Data to use -

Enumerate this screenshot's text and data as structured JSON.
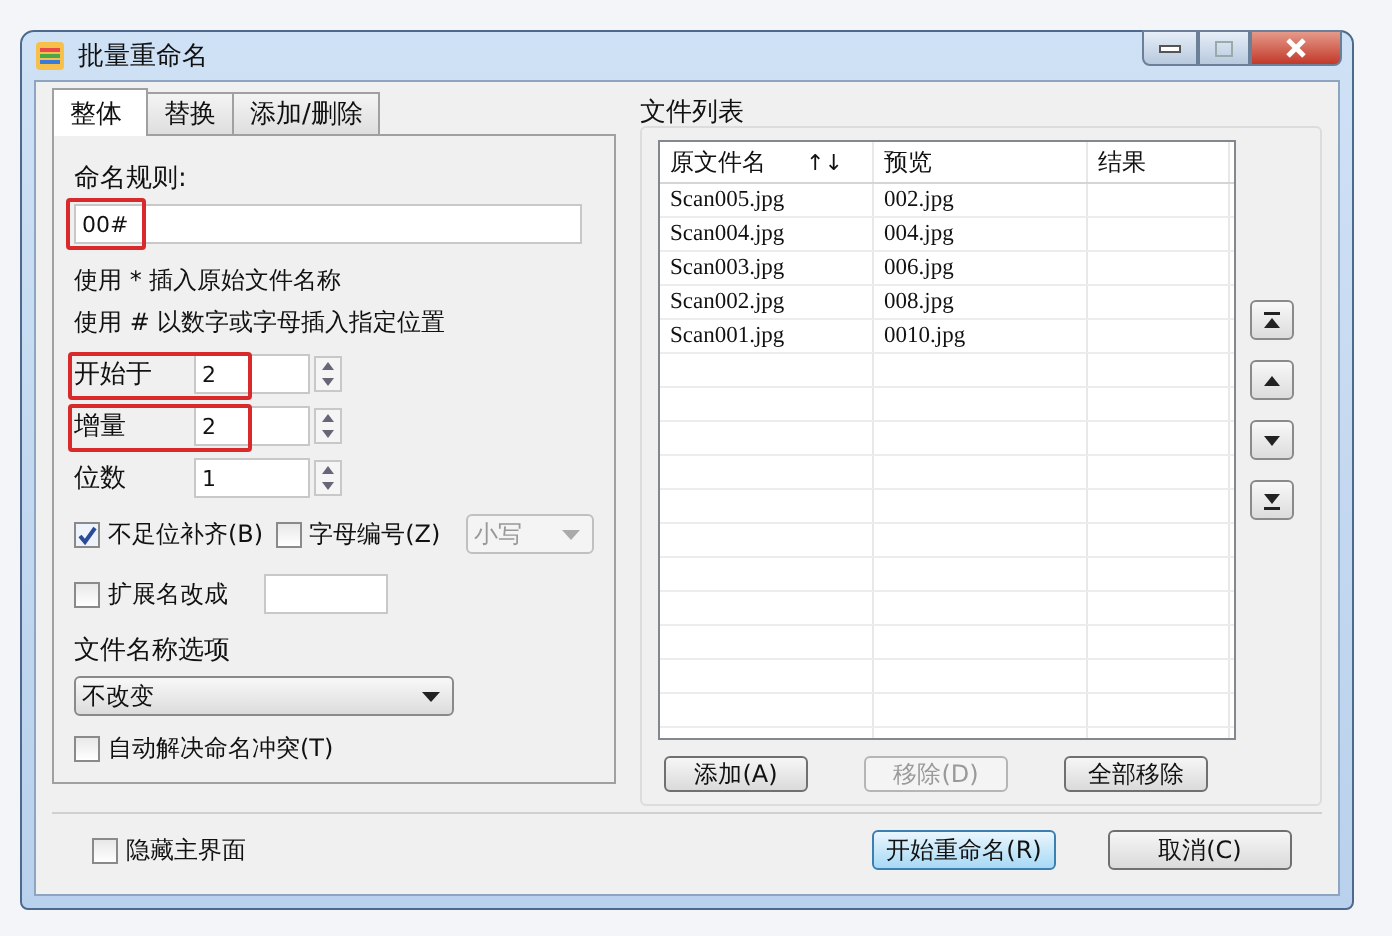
{
  "window": {
    "title": "批量重命名"
  },
  "tabs": [
    {
      "label": "整体",
      "selected": true
    },
    {
      "label": "替换",
      "selected": false
    },
    {
      "label": "添加/删除",
      "selected": false
    }
  ],
  "rule": {
    "label": "命名规则:",
    "value": "00#"
  },
  "hints": [
    "使用 * 插入原始文件名称",
    "使用 # 以数字或字母插入指定位置"
  ],
  "spinners": [
    {
      "label": "开始于",
      "value": "2",
      "highlighted": true
    },
    {
      "label": "增量",
      "value": "2",
      "highlighted": true
    },
    {
      "label": "位数",
      "value": "1",
      "highlighted": false
    }
  ],
  "pad": {
    "label": "不足位补齐(B)",
    "checked": true
  },
  "letters": {
    "label": "字母编号(Z)",
    "checked": false
  },
  "case": {
    "value": "小写",
    "disabled": true
  },
  "extension": {
    "label": "扩展名改成",
    "checked": false
  },
  "name_option": {
    "label": "文件名称选项",
    "value": "不改变"
  },
  "auto_resolve": {
    "label": "自动解决命名冲突(T)",
    "checked": false
  },
  "file_list": {
    "title": "文件列表",
    "columns": [
      "原文件名",
      "预览",
      "结果"
    ],
    "sort_arrows": "↑↓",
    "rows": [
      [
        "Scan005.jpg",
        "002.jpg"
      ],
      [
        "Scan004.jpg",
        "004.jpg"
      ],
      [
        "Scan003.jpg",
        "006.jpg"
      ],
      [
        "Scan002.jpg",
        "008.jpg"
      ],
      [
        "Scan001.jpg",
        "0010.jpg"
      ]
    ]
  },
  "list_buttons": [
    {
      "label": "添加(A)",
      "disabled": false
    },
    {
      "label": "移除(D)",
      "disabled": true
    },
    {
      "label": "全部移除",
      "disabled": false
    }
  ],
  "hide_main": {
    "label": "隐藏主界面",
    "checked": false
  },
  "footer_buttons": [
    {
      "label": "开始重命名(R)",
      "default": true
    },
    {
      "label": "取消(C)",
      "default": false
    }
  ]
}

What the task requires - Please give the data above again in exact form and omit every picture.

Answer to this task -
Enumerate this screenshot's text and data as structured JSON.
{
  "window": {
    "title": "批量重命名"
  },
  "tabs": [
    {
      "label": "整体",
      "selected": true
    },
    {
      "label": "替换",
      "selected": false
    },
    {
      "label": "添加/删除",
      "selected": false
    }
  ],
  "rule": {
    "label": "命名规则:",
    "value": "00#"
  },
  "hints": [
    "使用 * 插入原始文件名称",
    "使用 # 以数字或字母插入指定位置"
  ],
  "spinners": [
    {
      "label": "开始于",
      "value": "2",
      "highlighted": true
    },
    {
      "label": "增量",
      "value": "2",
      "highlighted": true
    },
    {
      "label": "位数",
      "value": "1",
      "highlighted": false
    }
  ],
  "pad": {
    "label": "不足位补齐(B)",
    "checked": true
  },
  "letters": {
    "label": "字母编号(Z)",
    "checked": false
  },
  "case": {
    "value": "小写",
    "disabled": true
  },
  "extension": {
    "label": "扩展名改成",
    "checked": false
  },
  "name_option": {
    "label": "文件名称选项",
    "value": "不改变"
  },
  "auto_resolve": {
    "label": "自动解决命名冲突(T)",
    "checked": false
  },
  "file_list": {
    "title": "文件列表",
    "columns": [
      "原文件名",
      "预览",
      "结果"
    ],
    "sort_arrows": "↑↓",
    "rows": [
      [
        "Scan005.jpg",
        "002.jpg"
      ],
      [
        "Scan004.jpg",
        "004.jpg"
      ],
      [
        "Scan003.jpg",
        "006.jpg"
      ],
      [
        "Scan002.jpg",
        "008.jpg"
      ],
      [
        "Scan001.jpg",
        "0010.jpg"
      ]
    ]
  },
  "list_buttons": [
    {
      "label": "添加(A)",
      "disabled": false
    },
    {
      "label": "移除(D)",
      "disabled": true
    },
    {
      "label": "全部移除",
      "disabled": false
    }
  ],
  "hide_main": {
    "label": "隐藏主界面",
    "checked": false
  },
  "footer_buttons": [
    {
      "label": "开始重命名(R)",
      "default": true
    },
    {
      "label": "取消(C)",
      "default": false
    }
  ]
}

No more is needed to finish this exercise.